“Festivela” at Gallery Vela, London
FESTIVELA. Ten days of installations and performances
17 – 28 July 2012 / Sat, 28 July – The Hut Project, (12 – 7pm)
Leslie Kulesh. As Long As You Love Me: A love letter from Dakota to Donna
Friday, 20 July 2012
Could the popularity of female face morphing and body augmentation online point to a near future where the digital image of beauty is all that’s necessary for satisfaction? Could an online aesthetic revolution short circuit the women’s beauty industry the same way bloggers circumvented print fashion magazines?

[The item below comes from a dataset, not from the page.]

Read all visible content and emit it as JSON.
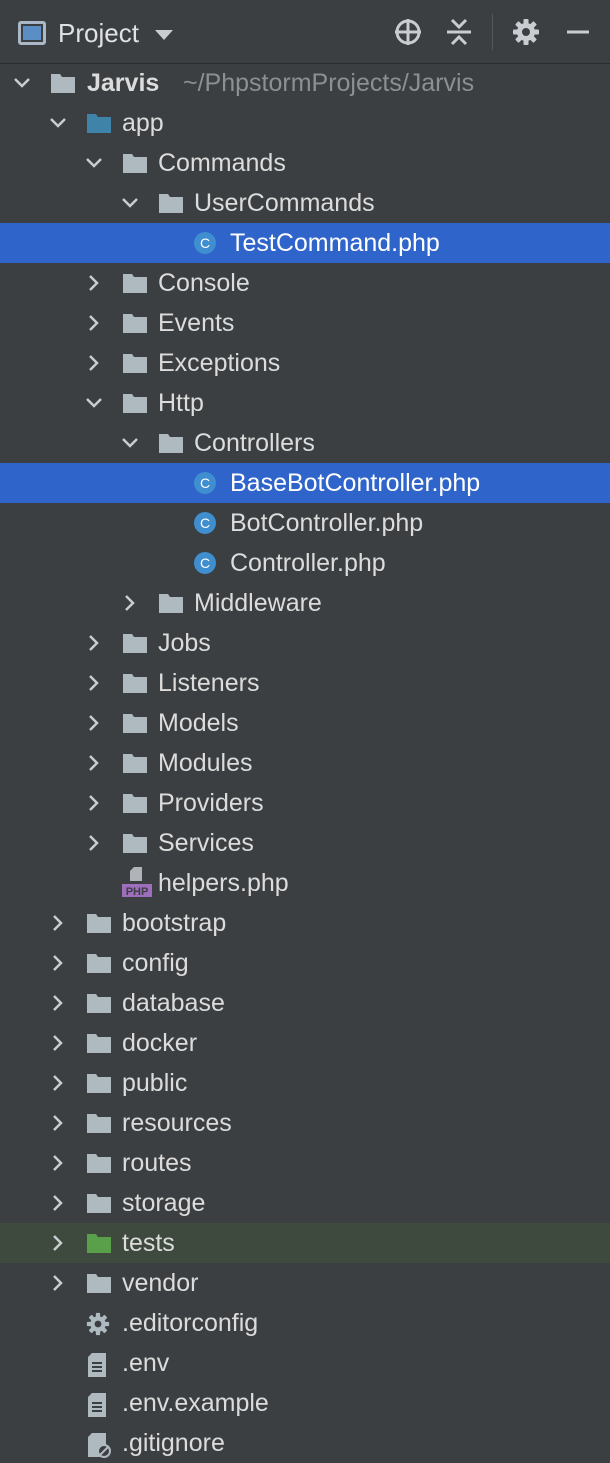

In A Cyborg Manifesto: Science, Technology, and Socialist-Feminism in the Late Twentieth Century, Donna Haraway looks toward a world in which we have all become cyborgs to one degree or another and makes an argument “for pleasure in the confusion of boundaries and for responsibility in their construction.” Using technology’s advances to blur the lines between reality and fiction, young girls have begun altering their online personas to create second identities.
For Festivela, on the evening of Friday, July 20th, the partecipants looked at the unofficial ethics of multiple online identities, documentation weighing in over actual events, and the origin of ‘cute,’ all from the comfortable physicality of our corporal bodies.
Simon and Tom Bloor
Saturday, 21 July 2012
Simon & Tom Bloor’s recent works focus on an ambivalent relationship with the post-war urban landscape, distilling and adjusting a familiar modernist aesthetic to navigate a territory where nostalgia acts as a sort of utopia in reverse. For Festivela they presented works that celebrate a well worn cliché about children and cardboard boxes—a one day exhibition that invites visitors to rearrange, stack, knock down, sit on, stand on and otherwise disrupt the exhibition. Taking inspiration from as diverse sources as Anarchist and social historian Colin Ward, designer Victor Papanek, architect and artist Vlastislav Hofman and SpongeBob Squarepants.
Olivia Flecha & Bea Turner
Wednesday, 18 July 2012
Artists Olivia Flecha and Bea Turner have been sharing documentation and video sketches for a number of months. For Festivela, they combined elements of the original exchange with footage of a performance that these conversations inspired. Images taken with a matchbox camera and videos deal with residue, urban extrusions, geological phenomena and the transformation of the familiar.
Photos: Ryan Mcnamara